Water is a natural resource that California shares across county lines. Drive up the I-5 into the Central Valley and look at the hundreds of miles of concrete channel carrying water south. Jerry Brown's father, Edmund G. Brown provided the political muscle in building that California Aqueduct in the early 1960's. I remember growing up in Northern California and hearing people curse Los Angeles for "Stealing all our water!". And to be sure, most of the state's water supply originates in the north—from the Northern Sierra snowpack. But hey, if we're together in good times we'll stick together in bad times, right?

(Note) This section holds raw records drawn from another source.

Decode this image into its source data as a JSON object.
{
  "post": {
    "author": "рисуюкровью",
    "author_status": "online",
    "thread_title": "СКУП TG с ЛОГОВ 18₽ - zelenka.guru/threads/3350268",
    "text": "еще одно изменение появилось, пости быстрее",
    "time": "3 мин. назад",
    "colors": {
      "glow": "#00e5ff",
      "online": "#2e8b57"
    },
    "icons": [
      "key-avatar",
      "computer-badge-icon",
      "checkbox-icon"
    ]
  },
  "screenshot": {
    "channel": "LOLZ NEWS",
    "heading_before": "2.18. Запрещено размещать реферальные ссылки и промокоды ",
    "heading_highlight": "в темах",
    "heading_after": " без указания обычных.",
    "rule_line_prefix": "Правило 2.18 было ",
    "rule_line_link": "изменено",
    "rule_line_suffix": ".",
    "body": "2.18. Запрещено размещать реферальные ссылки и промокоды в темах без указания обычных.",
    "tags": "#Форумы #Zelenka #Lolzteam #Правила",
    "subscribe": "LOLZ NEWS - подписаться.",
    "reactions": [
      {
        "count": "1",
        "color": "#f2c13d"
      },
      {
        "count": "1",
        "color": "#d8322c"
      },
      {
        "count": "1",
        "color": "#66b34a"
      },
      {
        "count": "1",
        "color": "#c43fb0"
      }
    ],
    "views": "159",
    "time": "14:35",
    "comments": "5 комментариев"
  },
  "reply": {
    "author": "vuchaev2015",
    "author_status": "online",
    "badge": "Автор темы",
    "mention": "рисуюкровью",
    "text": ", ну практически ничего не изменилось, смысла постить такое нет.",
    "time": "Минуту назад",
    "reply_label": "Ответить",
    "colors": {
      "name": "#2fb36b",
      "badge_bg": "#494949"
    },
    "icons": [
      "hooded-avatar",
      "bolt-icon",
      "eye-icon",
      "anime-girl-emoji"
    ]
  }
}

No. Not if you ask residents of Sacramento who are now under an order to ration water. They have been among the first to conserve every time the state's water table runs low. But Los Angeles is ok because… I'm sorry, why again? Oh, because we use the same amount of water we did 40 years ago when the population was much smaller. Well, I imagine so does every other city in the state. The fact is, Southern California hosts the bulk of the state's population. A state-wide drought is no time to brag about how we should be okay for the foreseeable future without rationing water. With that kind of proclamation, Sacramento only sees the middle finger of that high-five LA is holding up in self-congratulatory celebration.
How about if we act like leaders and tow the same line as our neighbors to the north? This isn't temporary and it isn't over. Los Angeles recorded just 3.60 inches of rain last year; the lowest since we began keeping records in 1877—Not exactly carrying our weight. Our Central Valley, home to the richest agricultural industry in the world is nearing crisis. $16 billion in crops looking at much lower yields. The price of food will likely reflect that.
So, city and county elected leaders… I hope you step up and demand we be an example. People won't conserve voluntarily; at least not enough people. We have to be told… made to play fair. If Sacramentans could turn off the Aqueduct spicket, they would. But for now, remember it is still running south.